The proposed Brook Mine will be the resource element of the nation’s first vertically integrated carbon tech platform near Sheridan, which includes the Carbon Advanced Material research park campus and the future iPark mine-mouth manufacturing facilities. The overall platform is focused on using coal to create advanced products and materials, such as carbon fiber and graphene.

“Our Brook mine may be small by Wyoming’s past standards. But it is unique,” said Randall Atkins, Ramaco Carbon’s chairman and CEO. “It is the first step in the only vertically integrated coal tech project designed to produce the feedstock for coal-to-product research, development and manufacturing of advanced carbon products and materials.

Atkins added that iCAM, carbon advanced materials research center, now under construction, will also be the nation’s first private research facility dedicated to trying to repurpose the coal industry to a higher tech, higher value proposition.

But members of the Powder River Basin Resource Council still have concerns with the project. According to a press release from PRBRC, the organization along with landowners and other concerned citizens filed objections to the Brook Mine this month.

Most of the objecting landowners live in close proximity to the mine and are concerned about impacts to their property, health and safety and quality of life.

“While the permit has improved over its many rounds of technical review, the Resource Council and the citizens argued that the permit application is still too vague to analyze and understand the impacts to air, land and water resources and public health and safety,” the press release from PRBRC stated. “Additionally, the permit application fails to consider any cumulative impacts of Ramaco’s proposed iPark and iCam carbon manufacturing facilities, which are linked to the proposed Brook Mine. Ramaco has proposed a 39-year mine plan, but it remains unclear how much coal they will actually need and for how long.”

Atkins pointed out that the Brook Mine permit has been more than eight years in the making. It initially underwent review a few years ago, went through a contested hearing with the Environmental Quality Council in 2017 and was resubmitted to the Department of Environmental Quality.

“These experts are people who live and work here,” Atkins said. “They have reviewed coal mining permits for a living for decades. Their careers are in mine engineering, vegetation, wildlife, history, geology, hydrology and mine reclamation. They are tasked to help the state judge that someone who taps the state’s resources does so in compliance with the law.

“After eight years,” Atkins continued, “they have said this permit is more than ready.”

PRBRC and some Sheridan residents raised concerns about impacts to water resources, and other impacts from blasting, subsidence, increased traffic and industrial activity. They also submitted reports from two individuals they refer to as technical experts in the field.

“There is too much at stake to allow an incomplete mine plan to proceed without having sufficient data, studies and monitoring in this historic alluvial valley,” local landowner and PRBRC board member Joan Tellez stated in the press release. “We call on the DEQ to ensure the Tongue River Valley’s preservation and protection of its inhabitants, and we will continue working to make sure that our land and water remain preserved.”

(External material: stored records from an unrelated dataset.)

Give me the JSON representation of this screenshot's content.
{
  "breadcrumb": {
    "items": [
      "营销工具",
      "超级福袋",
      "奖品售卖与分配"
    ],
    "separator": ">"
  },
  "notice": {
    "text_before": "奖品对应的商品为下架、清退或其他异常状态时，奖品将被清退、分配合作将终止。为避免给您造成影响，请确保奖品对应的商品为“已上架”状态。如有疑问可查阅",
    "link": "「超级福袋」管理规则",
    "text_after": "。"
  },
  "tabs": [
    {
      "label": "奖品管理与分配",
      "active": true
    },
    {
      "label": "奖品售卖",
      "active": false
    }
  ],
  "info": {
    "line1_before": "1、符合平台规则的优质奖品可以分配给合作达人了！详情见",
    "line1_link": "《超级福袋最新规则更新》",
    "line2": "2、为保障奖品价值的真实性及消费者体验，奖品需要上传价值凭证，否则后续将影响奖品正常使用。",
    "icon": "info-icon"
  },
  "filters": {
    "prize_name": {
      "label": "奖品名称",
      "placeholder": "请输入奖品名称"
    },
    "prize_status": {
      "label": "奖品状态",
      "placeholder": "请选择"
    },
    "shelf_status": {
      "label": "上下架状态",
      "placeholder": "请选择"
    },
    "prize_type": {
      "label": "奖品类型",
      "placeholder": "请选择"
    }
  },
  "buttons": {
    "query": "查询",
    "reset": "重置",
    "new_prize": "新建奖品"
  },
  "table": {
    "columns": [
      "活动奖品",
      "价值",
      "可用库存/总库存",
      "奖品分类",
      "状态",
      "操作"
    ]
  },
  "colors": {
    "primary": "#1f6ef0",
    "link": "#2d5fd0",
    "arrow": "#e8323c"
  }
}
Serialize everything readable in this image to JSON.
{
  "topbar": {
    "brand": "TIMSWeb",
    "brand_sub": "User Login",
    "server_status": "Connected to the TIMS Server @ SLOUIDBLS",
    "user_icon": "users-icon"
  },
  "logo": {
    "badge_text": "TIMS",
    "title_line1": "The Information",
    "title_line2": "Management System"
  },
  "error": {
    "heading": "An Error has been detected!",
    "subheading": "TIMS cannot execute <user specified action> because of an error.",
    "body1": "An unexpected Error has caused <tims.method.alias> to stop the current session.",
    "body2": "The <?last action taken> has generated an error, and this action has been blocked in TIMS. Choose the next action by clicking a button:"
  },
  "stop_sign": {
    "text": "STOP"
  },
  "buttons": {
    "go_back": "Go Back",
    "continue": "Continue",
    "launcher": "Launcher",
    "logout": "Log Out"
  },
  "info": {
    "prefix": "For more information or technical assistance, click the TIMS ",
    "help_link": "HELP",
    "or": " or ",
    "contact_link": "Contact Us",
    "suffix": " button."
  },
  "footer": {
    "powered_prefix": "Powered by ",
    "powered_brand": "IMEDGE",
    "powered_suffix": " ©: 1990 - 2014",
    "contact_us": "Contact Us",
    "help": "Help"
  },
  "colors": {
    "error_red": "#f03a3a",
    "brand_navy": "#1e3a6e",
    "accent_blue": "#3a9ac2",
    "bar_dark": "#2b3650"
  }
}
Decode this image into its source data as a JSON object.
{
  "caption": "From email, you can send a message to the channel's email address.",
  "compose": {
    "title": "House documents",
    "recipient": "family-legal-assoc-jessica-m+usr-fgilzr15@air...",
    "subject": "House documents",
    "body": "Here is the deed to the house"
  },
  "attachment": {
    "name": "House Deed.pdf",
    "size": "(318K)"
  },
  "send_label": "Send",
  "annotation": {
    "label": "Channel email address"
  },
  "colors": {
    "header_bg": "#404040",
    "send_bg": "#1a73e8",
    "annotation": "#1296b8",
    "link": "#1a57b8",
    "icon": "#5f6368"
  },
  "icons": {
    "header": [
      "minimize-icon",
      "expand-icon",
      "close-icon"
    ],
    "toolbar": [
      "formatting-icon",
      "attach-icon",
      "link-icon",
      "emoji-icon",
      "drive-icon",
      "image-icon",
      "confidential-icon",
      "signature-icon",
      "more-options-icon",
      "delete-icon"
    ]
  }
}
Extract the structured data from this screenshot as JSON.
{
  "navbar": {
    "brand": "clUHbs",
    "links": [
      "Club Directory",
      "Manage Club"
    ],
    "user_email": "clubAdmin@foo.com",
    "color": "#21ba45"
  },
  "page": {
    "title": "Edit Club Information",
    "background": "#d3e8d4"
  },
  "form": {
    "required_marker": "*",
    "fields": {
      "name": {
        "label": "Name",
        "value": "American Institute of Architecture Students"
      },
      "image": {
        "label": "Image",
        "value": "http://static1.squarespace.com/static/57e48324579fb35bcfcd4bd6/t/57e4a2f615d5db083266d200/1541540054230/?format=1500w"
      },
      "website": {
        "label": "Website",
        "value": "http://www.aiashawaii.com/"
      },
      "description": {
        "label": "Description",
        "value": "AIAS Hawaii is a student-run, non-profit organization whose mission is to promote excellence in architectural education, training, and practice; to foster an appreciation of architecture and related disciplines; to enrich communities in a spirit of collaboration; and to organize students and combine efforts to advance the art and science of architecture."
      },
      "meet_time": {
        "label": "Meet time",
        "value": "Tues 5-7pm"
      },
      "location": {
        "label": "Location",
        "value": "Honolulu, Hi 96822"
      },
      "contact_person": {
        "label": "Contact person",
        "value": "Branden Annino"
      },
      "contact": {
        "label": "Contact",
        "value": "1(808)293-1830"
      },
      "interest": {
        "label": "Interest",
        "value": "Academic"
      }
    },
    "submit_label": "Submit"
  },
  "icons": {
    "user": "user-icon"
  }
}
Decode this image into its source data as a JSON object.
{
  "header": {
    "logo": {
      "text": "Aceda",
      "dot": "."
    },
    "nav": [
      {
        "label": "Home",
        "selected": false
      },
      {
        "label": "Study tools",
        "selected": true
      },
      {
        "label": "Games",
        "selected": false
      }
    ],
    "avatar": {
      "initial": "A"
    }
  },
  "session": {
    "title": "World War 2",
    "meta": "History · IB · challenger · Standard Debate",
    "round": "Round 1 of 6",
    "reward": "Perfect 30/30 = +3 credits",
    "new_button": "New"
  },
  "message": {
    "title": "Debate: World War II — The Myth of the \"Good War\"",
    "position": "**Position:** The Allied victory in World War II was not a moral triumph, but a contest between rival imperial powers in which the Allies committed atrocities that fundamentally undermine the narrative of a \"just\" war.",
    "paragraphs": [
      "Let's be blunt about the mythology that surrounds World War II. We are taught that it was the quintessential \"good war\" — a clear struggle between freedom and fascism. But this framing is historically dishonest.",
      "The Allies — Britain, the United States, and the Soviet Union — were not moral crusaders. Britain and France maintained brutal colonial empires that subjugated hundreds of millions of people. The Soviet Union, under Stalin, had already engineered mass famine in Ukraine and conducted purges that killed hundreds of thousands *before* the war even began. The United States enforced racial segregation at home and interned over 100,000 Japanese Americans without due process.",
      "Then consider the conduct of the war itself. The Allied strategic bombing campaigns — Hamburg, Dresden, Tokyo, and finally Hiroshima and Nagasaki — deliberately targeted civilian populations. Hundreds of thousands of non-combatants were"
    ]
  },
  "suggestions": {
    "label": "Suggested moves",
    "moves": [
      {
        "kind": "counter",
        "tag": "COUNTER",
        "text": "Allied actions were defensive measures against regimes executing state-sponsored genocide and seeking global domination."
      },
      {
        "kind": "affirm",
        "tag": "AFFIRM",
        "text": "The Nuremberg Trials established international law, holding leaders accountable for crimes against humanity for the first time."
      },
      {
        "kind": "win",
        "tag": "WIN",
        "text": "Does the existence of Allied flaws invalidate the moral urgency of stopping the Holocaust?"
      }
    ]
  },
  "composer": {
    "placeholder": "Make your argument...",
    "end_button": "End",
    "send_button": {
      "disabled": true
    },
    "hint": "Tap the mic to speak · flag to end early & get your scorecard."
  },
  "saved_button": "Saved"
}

Landowners and citizens also raised concerns about impacts to the historic area and to recreational activities, but Atkins said the organization and its supporters simply don’t like the industry.

“They want the state to fail to have an energy or extractive resource economy,” Atkins said. “They also do not seem to care that without that resource-based economy there is no easy way to pay for the public services upon which Wyoming families now depend. New investment, new manufacturing and new mining pays Wyoming’s bills.”

After the public comment period ends, it is anticipated that the WDEQ/LQD will then proceed to schedule an informal conference in May to hear from both proponents and objectors to the permit. Ultimately, it is expected the director of the Department of Environmental Quality will issue a written decision approving or denying the application by mid-July.